“While maintaining a quality integrated transportation system is critical to the overall economic health of Vermont and the prosperity of Vermonters, safety remains the overriding concern in everything we do at the Agency of Transportation,” says Vermont Agency of Transportation Secretary Chris Cole. “Which is why we are investing over $17 million in highway safety. As the overall quality of our infrastructure improves, so does the safety of the traveling public, but this year’s bill also includes important safety provisions like increased usage of ignition interlocks, better definition of the rules of the road around vulnerable users and an update of the rail trespassing law. There are too many highway deaths in Vermont and we collectively need to work together to reduce that number by focusing on our own driving behavior.”

Investments for specific programs include:

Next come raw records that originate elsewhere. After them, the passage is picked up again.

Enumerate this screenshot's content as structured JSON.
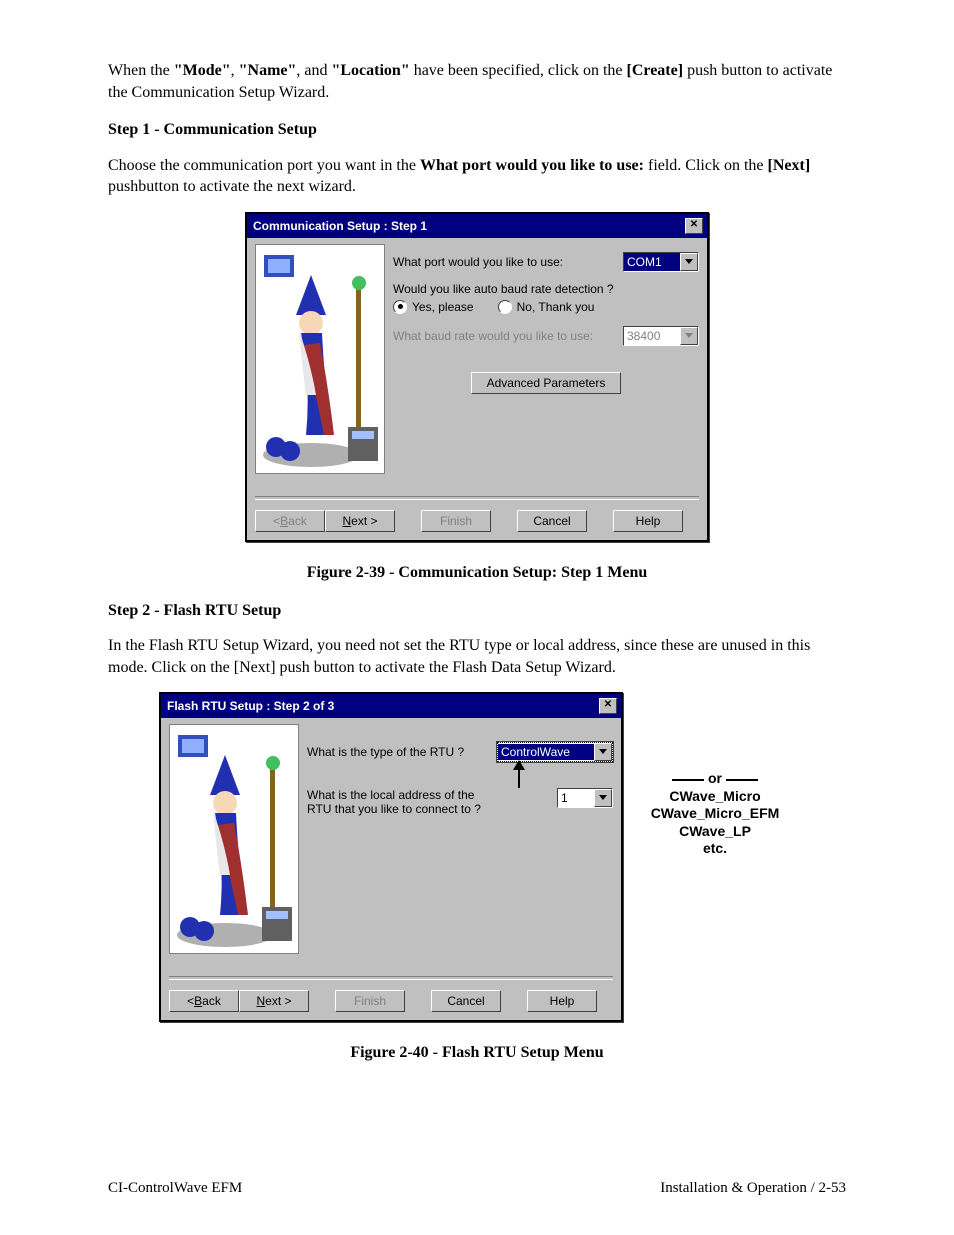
{
  "para1_prefix": "When the ",
  "para1_mode": "\"Mode\"",
  "para1_sep1": ", ",
  "para1_name": "\"Name\"",
  "para1_sep2": ", and ",
  "para1_location": "\"Location\"",
  "para1_mid": " have been specified, click on the ",
  "para1_create": "[Create]",
  "para1_suffix": " push button to activate the Communication Setup Wizard.",
  "step1_head": "Step 1 - Communication Setup",
  "para2_prefix": "Choose the communication port you want in the ",
  "para2_bold": "What port would you like to use:",
  "para2_mid": " field. Click on the ",
  "para2_next": "[Next]",
  "para2_suffix": " pushbutton to activate the next wizard.",
  "fig1_caption": "Figure 2-39 - Communication Setup: Step 1 Menu",
  "step2_head": "Step 2 - Flash RTU Setup",
  "para3": "In the Flash RTU Setup Wizard, you need not set the RTU type or local address, since these are unused in this mode. Click on the [Next] push button to activate the Flash Data Setup Wizard.",
  "fig2_caption": "Figure 2-40 - Flash RTU Setup Menu",
  "footer_left": "CI-ControlWave EFM",
  "footer_right": "Installation & Operation / 2-53",
  "dlg1": {
    "title": "Communication Setup : Step 1",
    "q_port": "What port would you like to use:",
    "port_value": "COM1",
    "q_autobaud": "Would you like auto baud rate detection ?",
    "radio_yes": "Yes, please",
    "radio_no": "No, Thank you",
    "q_baud": "What baud rate would you like to use:",
    "baud_value": "38400",
    "advanced": "Advanced Parameters",
    "back_pre": "< ",
    "back_u": "B",
    "back_post": "ack",
    "next_u": "N",
    "next_post": "ext >",
    "finish": "Finish",
    "cancel": "Cancel",
    "help": "Help"
  },
  "dlg2": {
    "title": "Flash RTU Setup : Step 2 of 3",
    "q_type": "What is the type of the RTU ?",
    "type_value": "ControlWave",
    "q_addr1": "What is the local address of the",
    "q_addr2": "RTU that you like to connect to ?",
    "addr_value": "1",
    "back_pre": "< ",
    "back_u": "B",
    "back_post": "ack",
    "next_u": "N",
    "next_post": "ext >",
    "finish": "Finish",
    "cancel": "Cancel",
    "help": "Help"
  },
  "annot": {
    "or": "or",
    "l1": "CWave_Micro",
    "l2": "CWave_Micro_EFM",
    "l3": "CWave_LP",
    "l4": "etc."
  }
}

  • $111.1 million for paving: An $11.1 million increase (11 percent) compared to fiscal year 2016. This funding will improve over 200 miles of state highway through traditional resurfacing, district leveling and preventive maintenance treatments.
  • $105.1 million for bridges:  An $11.1 million decrease (10 percent) from fiscal year 2016, but the seventh consecutive year that planned bridge spending has topped $100 million. The decrease is attributed to reduced levels of available federal funds.
  • $31.1 million for roadway: A $12.3 million decrease (28 percent) from fiscal year 2016. This includes approximately $5.5 million in construction funds for continued Hurricane Irene repair work, consisting of improvements to several corridors that were impacted by the storm and the repair of multiple, individual storm damaged sites. The remainder of the funding for the program is primarily infrastructure related for such projects as roadway reconstruction, culvert replacement and slope/ledge repair/removal.
  • $17.4 million for highway safety and traffic operations: A $620,000 decrease (3 percent). Highway safety activities for this program are identified through the Highway Safety Improvement Program and the Strategic Highway Safety Plan.
  • $76.4 million for town highway programs: A $27 million decrease (26 percent). This decrease is attributed to a $23 million decrease in FEMA Public Assistance Grants associated with Irene and 2013 disasters, and $3.2 million decrease to Town Highway Structures associated with a one-time budget adjustment that shifted $3.2 million from fiscal year 2015 to fiscal year 2016.
  • Town Highway Programs: This budget level funds the Town Highway Aid program at $26 million, sustaining the fiscal year 2013 increase of $1 million (4 percent) which had not been increased since fiscal year 2005. Town Highway Aid for Non-Federal Disasters (the former Town Highway Emergency Program) is level funded. Funding for Town Highway Aid for Federal Disasters is reduced by $160,000 (11 percent – from 1.44 million to 1.28 million). Funding for the Town Highway Structures is level funded, as are the Town Highway Class 2 and Class 1 Supplemental grant programs.
  • Town Highway Bridges: Funding for town highway bridges is decreased by $2.9 million (13 percent).  This budget funds 21 town highway bridge projects that are ready for construction and 14 additional projects under development.

A full list of planned projects is available at